This is the distortion spectrum of the 45 amp with a 10K resistor for the plate load of the driver.
What is important here is that both designs exhibit the same total distortion figures (about 8% at 1.6 watts) but the resistor design has many higher order harmonics. The diode design contains 2nd, 3rd, 4th harmonics. The evil 5th harmonic is 70 db below the fundamental which is pretty much inaudible. To a distortion analyzer or an oscilloscope these two amplifiers are identical, with the FFT analyzer they are not. They definitely don’t sound the same either.
When two (or more) signals pass through an amplifier a type of distortion called intermodulation distortion is produced. This can happen in any device that is not perfectly linear. The two signals interact and produce new signals at the sum of the original frequencies and the difference of the original frequencies. Mathematically represented these are IM = f1 + f2 and IM = f1 – f2. There are also third order IM products IM = 2 f1 – f2 and IM = 2 f2 – f1. Higher order IM products may also exist. These new signals are not usually musically related to the original signals, and rarely sound good. Usually both types of distortion exist in any amplifier. This means that all of the intermodulation products will have harmonics.
Above is the FFT plot from an intermodulation test. Here two signals are run through the amplifier at the same time. I ran a 1KHz tone and a 950Hz tone together at the same level (a tough test) through the amplifier, again at 1.6 watts. Ideally that is all you should see at the output of the amp. In the first plot (45 amp with diodes) you see all of the usual harmonics but you will also see a strong signal at 50Hz. This is generated when the 1000Hz and the 950Hz mix with each other in some nonlinear component. You will also notice all of the usual harmonics of the 50Hz signal are present. The 1000Hz and the 950Hz signals also mix to create a signal at 1950Hz, which also contains all of the usual harmonics. None of these new signals are musically related to the original signal. Since music can contain multiple signals at constantly changing amplitudes it is easy to see how a little intermodulation can really cloud up the sound.
Resistor added in series with the diodes

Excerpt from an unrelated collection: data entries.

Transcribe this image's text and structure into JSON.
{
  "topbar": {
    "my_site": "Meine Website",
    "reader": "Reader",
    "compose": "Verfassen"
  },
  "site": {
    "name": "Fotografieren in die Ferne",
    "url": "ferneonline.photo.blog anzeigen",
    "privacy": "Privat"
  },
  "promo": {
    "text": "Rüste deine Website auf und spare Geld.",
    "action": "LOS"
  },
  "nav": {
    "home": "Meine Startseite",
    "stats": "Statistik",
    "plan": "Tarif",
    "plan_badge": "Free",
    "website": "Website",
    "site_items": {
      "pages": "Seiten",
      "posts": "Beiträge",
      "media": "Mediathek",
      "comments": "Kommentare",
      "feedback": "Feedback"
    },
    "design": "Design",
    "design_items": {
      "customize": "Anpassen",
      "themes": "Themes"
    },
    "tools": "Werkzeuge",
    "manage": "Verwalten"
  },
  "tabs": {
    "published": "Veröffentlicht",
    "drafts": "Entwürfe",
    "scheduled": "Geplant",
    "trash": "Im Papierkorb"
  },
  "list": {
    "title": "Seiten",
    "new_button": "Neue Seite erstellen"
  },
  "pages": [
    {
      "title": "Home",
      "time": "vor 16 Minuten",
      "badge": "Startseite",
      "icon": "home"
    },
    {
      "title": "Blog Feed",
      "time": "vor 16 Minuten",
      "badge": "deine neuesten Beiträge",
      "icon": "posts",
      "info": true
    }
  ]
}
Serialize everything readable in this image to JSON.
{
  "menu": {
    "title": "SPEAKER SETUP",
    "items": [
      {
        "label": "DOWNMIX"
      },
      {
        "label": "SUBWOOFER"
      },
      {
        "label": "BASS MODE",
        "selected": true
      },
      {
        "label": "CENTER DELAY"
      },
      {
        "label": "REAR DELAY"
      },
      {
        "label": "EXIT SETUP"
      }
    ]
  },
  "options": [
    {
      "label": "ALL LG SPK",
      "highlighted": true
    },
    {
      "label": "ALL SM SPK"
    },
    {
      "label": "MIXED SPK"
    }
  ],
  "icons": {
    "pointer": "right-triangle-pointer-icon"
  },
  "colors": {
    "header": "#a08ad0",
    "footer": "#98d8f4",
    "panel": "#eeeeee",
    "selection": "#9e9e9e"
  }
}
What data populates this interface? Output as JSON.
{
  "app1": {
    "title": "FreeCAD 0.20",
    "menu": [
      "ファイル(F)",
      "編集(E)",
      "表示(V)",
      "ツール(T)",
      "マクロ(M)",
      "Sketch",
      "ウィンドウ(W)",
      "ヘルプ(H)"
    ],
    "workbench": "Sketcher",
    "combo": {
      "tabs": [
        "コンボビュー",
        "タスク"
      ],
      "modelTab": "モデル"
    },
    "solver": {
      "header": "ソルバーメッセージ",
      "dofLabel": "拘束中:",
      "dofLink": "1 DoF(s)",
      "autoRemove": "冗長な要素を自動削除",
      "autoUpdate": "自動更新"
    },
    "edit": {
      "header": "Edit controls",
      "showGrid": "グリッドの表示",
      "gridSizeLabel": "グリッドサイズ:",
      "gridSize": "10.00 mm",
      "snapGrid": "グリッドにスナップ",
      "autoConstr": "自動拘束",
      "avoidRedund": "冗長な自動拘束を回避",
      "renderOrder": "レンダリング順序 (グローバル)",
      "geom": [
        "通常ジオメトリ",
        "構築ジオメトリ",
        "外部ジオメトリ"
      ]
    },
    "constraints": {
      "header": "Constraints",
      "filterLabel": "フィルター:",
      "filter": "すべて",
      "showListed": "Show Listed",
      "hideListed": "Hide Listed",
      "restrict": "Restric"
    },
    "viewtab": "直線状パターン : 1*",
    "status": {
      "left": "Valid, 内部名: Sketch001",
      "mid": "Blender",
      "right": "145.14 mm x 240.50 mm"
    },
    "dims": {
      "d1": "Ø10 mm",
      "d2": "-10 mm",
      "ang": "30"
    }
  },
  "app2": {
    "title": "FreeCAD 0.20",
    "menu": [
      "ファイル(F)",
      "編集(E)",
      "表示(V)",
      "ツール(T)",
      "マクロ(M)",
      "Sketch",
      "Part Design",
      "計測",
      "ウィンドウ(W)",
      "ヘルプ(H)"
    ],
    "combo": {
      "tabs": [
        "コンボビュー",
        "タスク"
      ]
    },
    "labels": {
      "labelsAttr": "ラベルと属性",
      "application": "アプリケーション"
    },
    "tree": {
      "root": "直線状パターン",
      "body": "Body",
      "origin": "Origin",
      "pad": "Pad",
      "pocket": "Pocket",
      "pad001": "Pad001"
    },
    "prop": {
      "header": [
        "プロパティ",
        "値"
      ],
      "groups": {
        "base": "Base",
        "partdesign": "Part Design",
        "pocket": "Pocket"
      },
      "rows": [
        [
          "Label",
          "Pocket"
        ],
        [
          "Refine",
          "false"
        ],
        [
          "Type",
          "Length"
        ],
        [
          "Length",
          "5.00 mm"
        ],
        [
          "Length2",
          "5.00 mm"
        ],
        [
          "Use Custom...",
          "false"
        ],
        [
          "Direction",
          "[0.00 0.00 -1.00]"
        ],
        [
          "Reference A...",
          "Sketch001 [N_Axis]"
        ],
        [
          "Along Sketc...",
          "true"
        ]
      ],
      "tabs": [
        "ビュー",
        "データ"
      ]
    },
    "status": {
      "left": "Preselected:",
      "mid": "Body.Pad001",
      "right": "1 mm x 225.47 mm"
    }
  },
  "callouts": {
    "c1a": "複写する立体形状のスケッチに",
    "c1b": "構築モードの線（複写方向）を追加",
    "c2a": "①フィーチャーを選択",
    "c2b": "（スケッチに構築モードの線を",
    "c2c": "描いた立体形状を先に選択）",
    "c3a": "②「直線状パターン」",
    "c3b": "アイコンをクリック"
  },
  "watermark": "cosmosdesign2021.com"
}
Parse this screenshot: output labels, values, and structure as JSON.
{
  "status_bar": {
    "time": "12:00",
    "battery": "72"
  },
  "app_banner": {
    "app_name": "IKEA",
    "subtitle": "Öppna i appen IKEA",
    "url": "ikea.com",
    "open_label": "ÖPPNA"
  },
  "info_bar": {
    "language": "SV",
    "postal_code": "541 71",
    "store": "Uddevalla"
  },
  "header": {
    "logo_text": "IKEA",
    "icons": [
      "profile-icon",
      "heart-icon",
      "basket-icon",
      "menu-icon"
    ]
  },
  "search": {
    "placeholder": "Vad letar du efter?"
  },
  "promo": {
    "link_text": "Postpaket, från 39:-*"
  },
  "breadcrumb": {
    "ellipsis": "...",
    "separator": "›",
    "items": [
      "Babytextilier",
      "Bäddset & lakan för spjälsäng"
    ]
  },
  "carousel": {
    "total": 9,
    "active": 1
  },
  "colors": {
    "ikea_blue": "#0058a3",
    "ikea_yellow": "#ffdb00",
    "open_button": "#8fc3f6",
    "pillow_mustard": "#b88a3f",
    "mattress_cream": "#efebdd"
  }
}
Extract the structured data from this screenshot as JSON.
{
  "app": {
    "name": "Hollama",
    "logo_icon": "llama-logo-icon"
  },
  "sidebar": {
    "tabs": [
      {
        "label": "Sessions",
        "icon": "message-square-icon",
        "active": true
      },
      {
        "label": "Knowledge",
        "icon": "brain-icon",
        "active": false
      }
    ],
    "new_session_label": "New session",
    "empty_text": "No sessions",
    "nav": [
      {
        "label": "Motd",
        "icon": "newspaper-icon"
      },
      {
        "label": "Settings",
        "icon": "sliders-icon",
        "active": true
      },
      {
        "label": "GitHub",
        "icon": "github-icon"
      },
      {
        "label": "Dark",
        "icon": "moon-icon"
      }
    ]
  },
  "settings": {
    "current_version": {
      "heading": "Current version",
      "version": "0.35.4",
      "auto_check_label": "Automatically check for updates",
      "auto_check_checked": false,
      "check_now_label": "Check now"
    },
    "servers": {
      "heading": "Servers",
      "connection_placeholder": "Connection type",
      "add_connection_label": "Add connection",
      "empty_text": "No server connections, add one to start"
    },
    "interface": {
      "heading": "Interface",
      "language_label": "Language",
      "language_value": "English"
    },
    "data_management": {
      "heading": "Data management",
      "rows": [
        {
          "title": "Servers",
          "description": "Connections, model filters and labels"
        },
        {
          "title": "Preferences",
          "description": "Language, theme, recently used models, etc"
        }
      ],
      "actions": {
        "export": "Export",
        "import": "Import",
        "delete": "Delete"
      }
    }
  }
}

The above plot on was taken after a 10K pot was installed in series with the diodes and adjusted for the best compromise between intermodulation distortion and the lowest level of higher order distortion. Over a 30db reduction in intermodulation was achieved by adding this resistor. This would go unnoticed with conventional test equipment. I believe an IMD analyzer would find this but I do not have one.
After tweaking the operating point
This plot shows a further reduction in IMD by increasing the supply voltage and lowering the current through the 45 to keep the dissipation below 10 watts. Listening test revealed that the tweaks that reduced the IM distortion also resulted in improved sound. The difference in sound between the first and second plot was dramatic. I am sure that tweaking by ear would have eventually produced the same results however it would take considerable time. All of the tweaks presented here (and several minor ones not shown) took three hours and this was the first time that I have used this software.
The usual frequency response plots are also easy. The plot below shows the frequency response of this amp goes from 10Hz to 22KHz at 1.6 watts. It should be noted that the output transformer being used was designed for an 845 at 25 watts. I hope it works this good when the O2 is finally finished.